In order for it not to hurt the marriage, a prenup must not be coercive. This is also a requirement for a prenup to be enforceable. Each party must freely and voluntarily agree to the terms. If the agreement is not coercive, the parties will likely stand behind it if there is an initiating event that causes it to come into play. There is no better way to come to a true meeting of the minds than to do it face-to-face in mediation sessions with an experienced prenup mediator.
Reviewing attorneys. In most cases, the mediation clients have reviewing attorneys look at the agreement. The parties’ attorneys can provide input during the process and can be a helpful part of the mediation process. They can make good suggestions as to how to make the prenup better and more reflective of the future spouses’ goals.
The mediator can refer the couple to “mediation friendly” reviewing attorneys. These attorneys are sensitive to the dangers of prenups, are their client’s advocate, but also understand and support the terms their client may wish to make in the agreement. These attorneys will not substitute their own idea of “what a prenuptial agreement should be” and will respect their client’s decisions. In this area, sometimes advocacy is not served by having a client get the “best financial deal possible,” but by addressing and meeting real concerns and client goals as least restrictively as possible.
How it feels. My prenup mediation clients report that they are very happy with the mediation process. They still feel very good about each other as they embark on their wedding day, and support the terms of the prenup. This has the effect of making the prenup more enforceable if it ever needs to be put into effect.
The more moneyed spouse doesn’t feel like a bully, because he wasn’t one. The other spouse doesn’t feel bullied. They both feel that the final agreement reflects both of their needs and interests.

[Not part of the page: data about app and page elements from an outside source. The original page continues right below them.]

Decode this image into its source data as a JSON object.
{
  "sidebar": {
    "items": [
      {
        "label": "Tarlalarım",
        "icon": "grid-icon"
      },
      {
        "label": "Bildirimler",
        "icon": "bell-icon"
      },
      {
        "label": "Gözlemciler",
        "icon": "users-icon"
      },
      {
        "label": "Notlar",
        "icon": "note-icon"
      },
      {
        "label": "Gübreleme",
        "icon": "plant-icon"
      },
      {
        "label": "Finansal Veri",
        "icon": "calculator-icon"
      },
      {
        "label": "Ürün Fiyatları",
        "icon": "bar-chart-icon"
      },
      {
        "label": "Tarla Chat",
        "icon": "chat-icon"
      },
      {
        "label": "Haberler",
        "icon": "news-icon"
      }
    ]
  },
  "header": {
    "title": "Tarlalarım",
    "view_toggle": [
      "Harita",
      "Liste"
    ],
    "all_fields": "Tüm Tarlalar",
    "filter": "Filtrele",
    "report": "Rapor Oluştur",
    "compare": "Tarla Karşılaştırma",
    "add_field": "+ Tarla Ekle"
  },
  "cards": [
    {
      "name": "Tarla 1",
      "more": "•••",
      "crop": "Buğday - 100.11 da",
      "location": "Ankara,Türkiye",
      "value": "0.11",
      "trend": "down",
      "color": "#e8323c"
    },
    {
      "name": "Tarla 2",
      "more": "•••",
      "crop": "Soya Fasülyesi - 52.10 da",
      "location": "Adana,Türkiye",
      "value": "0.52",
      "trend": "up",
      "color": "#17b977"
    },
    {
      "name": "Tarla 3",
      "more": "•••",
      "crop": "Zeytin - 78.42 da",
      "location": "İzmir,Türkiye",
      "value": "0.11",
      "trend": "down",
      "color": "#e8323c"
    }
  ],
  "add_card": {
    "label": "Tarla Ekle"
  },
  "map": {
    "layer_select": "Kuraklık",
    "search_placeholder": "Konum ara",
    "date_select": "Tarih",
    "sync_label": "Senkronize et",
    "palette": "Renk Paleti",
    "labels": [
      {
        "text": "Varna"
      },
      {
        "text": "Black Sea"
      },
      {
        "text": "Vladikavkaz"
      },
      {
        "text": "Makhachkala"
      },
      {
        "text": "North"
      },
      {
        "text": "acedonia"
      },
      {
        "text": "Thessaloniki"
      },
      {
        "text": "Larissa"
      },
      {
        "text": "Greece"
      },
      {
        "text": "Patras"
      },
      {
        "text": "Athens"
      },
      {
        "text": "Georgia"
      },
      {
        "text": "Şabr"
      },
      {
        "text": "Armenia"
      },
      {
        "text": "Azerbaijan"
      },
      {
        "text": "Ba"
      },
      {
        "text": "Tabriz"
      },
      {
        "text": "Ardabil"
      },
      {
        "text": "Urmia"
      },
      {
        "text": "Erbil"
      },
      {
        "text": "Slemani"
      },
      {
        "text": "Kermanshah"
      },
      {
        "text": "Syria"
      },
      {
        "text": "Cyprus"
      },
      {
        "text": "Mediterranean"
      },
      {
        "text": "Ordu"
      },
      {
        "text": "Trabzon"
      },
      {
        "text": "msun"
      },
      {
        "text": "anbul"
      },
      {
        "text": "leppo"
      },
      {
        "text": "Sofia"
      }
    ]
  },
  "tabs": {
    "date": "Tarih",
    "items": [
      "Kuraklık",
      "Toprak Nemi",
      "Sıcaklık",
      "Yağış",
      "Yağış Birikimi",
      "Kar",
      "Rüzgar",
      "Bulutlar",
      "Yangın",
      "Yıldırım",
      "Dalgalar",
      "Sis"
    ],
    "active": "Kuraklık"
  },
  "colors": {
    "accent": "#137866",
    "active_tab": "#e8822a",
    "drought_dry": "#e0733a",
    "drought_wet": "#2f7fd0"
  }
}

They have performed the first difficult act of their marriage and have done it well. They can walk down the aisle with their heads held proudly. The mediated prenup has not hurt their chances of having a strong, lifetime marriage.
© Laurie Israel 2011.
Laurie Israel is founder of Israel, Van Kooy & Days, LLC, a law firm located in Brookline, Massachusetts. She is the author of the of the forthcoming book, “The Generous Prenup: Creating a Prenuptial Agreement that Supports Your Marriage.” She combines a family law practice with estate planning, tax, divorce mediation and prenuptial agreement representation and mediation. Laurie is a former member of the board of directors of the Massachusetts Council on Family Mediation and the Massachusetts Collaborative Law Council. Her writings include articles on mediation to stay married (marital mediation), collaborative practice, marriage, divorce, and prenuptial and postnuptial agreements. She is a frequent presenter at professional conferences.